Out of Montreal, Quebec, Canada comes VVON DOGMA I, a musical creation that is, quite honestly, not for everyone. You have a four-piece band centered around the singer’s (ChaotH) *ahem* NINE- STRING BASS.

Nine. NINE.

Putting aside the Victor Wooten (look him up) class wizardry you would need to wield this giant beast of a bass, you can immediately appreciate what this band is about without hearing a single note. Putting an eight string guitar in the same band as a nine string bass is just weird. I mean, adding to the natural distortion of a bass that low? What’s the point, right? It’s an abomination, right? Right?

Wrong. It actually works pretty well. Chaoth is a M-A-S-T-E-R at what he does on the bass. At not a single point does he sink to the lower three strings, to prove how djent he can be, for more than ten seconds, and never does he get too noodly to enjoy what’s going on. The guy can fuckin’ PLAY a bass.

What I immediately noticed with the Communion EP was that all the songs (there are four) sounded really well rounded. They self label themselves as “prog funk djent.” I’m not entirely sure what that means, but what it SOUNDS like is the unholy child of Les Claypool and Meshuggah. Just picture that for a second.

You’ll then have to throw out said image when I tell you about Chaoth’s voice, which, unlike the mighty Meshuggah, doesn’t go screamy for even a second. When listening to this band, yes, you picture those bands, but then you add in a bit of Devin Townsend, which adds a completely different dimension. Chaoth’s vocals are ethereal, trailing, and pure, which really made the whole thing really listenable, despite it’s constantly changing time signatures.

Ok, throw everything out, and picture a progressive, djenty kind of My Dying Bride.  Ok, yeah, that’s a much better way to think about it!

They have a video for the EP’s title track, which has a very sultry woman doing her thing, and this band performing in a church, which, to me, is very cool. Listening to the song “Lithium Blue” continues this journey efficiently, because along with “Communion,” the songs are a little on the slow side, and very mathy, so what you get is a listenable sound that you have to appreciate. I’d like to see them play live, because watching their video gives me the impression that, while they’re VERY on the progressive side, they have this sort of insanity to them that would make them not boring to watch, thus saving them from what I now call “Deafheaven Syndrome.”

Here’s the hitch in their giddyup, though:

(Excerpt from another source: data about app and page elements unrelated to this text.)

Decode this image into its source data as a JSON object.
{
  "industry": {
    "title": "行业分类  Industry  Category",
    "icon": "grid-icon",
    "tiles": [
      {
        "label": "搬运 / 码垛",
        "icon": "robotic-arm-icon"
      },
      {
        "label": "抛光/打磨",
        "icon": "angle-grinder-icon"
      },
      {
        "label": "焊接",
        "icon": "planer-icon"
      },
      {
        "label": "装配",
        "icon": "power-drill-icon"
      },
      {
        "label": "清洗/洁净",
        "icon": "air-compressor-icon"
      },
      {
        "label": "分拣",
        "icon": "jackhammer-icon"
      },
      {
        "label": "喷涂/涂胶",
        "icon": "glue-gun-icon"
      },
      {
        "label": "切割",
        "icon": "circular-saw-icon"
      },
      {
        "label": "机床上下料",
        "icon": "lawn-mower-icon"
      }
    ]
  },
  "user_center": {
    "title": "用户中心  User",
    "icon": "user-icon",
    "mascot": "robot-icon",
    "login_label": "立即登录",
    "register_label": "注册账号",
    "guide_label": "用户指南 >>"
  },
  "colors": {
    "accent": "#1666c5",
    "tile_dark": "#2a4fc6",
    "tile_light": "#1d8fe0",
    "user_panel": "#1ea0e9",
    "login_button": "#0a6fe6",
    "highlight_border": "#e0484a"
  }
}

While I can appreciate that the band was created around Chaoth’s behemoth of a bass, it was clearly the chief goal in the disk’s creation that the bass take center stage. And while I like the songs, the mix sort of brought it down a little for me, which was unfortunate. I REALLY like the music, but the bass being at the forefront of every song is why I think of it as a cardinal rule that you always have someone else’s ear on the mix and again on the mastering, so that nothing takes over the mix, and the song “Communion” is a prime example of that.

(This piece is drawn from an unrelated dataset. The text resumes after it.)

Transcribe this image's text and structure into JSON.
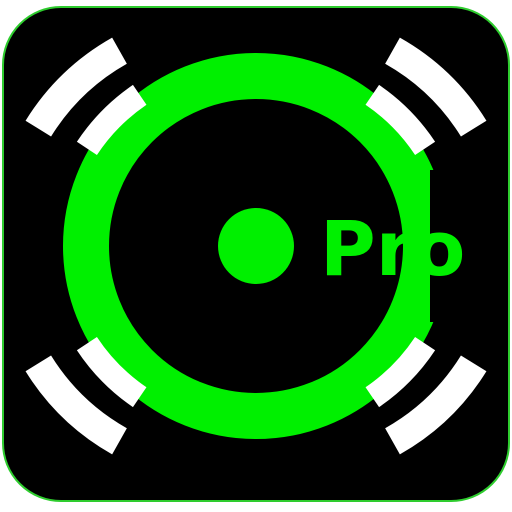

Outside of that, I really like this band. I hope that in the future, these guys master what they’re going for, because I see great things in their future. If I could give them some advice, too, it would be to have someone outside the band mix their next album. For all this, I give “The Communion EP” a hard 3.7 out of 5.

FFO: My Dying Bride, Meshuggah, Primus, Devin Townsend Project

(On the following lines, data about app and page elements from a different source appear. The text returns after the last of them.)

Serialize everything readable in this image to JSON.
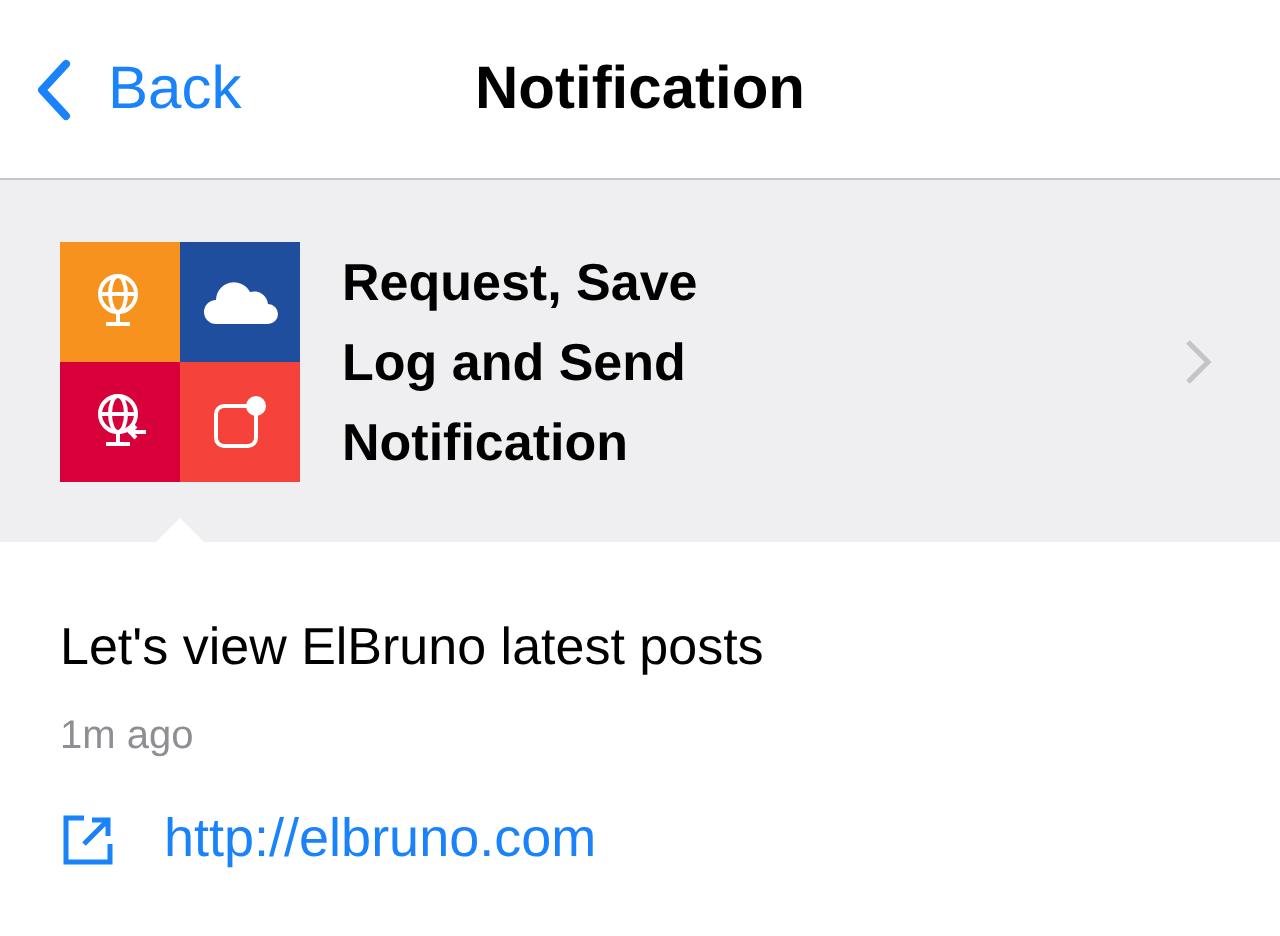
{
  "nav": {
    "back": "Back",
    "title": "Notification"
  },
  "applet": {
    "title": "Request, Save Log and Send Notification",
    "tiles": [
      {
        "kind": "globe",
        "color": "#f7921e"
      },
      {
        "kind": "cloud",
        "color": "#1f4e9e"
      },
      {
        "kind": "globe-in",
        "color": "#d8003b"
      },
      {
        "kind": "notify",
        "color": "#f5423a"
      }
    ]
  },
  "message": "Let's view ElBruno latest posts",
  "time": "1m ago",
  "link": "http://elbruno.com"
}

Chaoth – bass, vocals
Blaise B. Léonard – Synths and Violin
Yoan Marier-Proulx – Guitar
Kevin Alexander – Drums

1. Hush
2. Communion
3. Lithium Blue
4. The Mask

Check out VVON Dogma I here::


Written by Hobbes Caltous for Bloodrock Media, October 19, 2017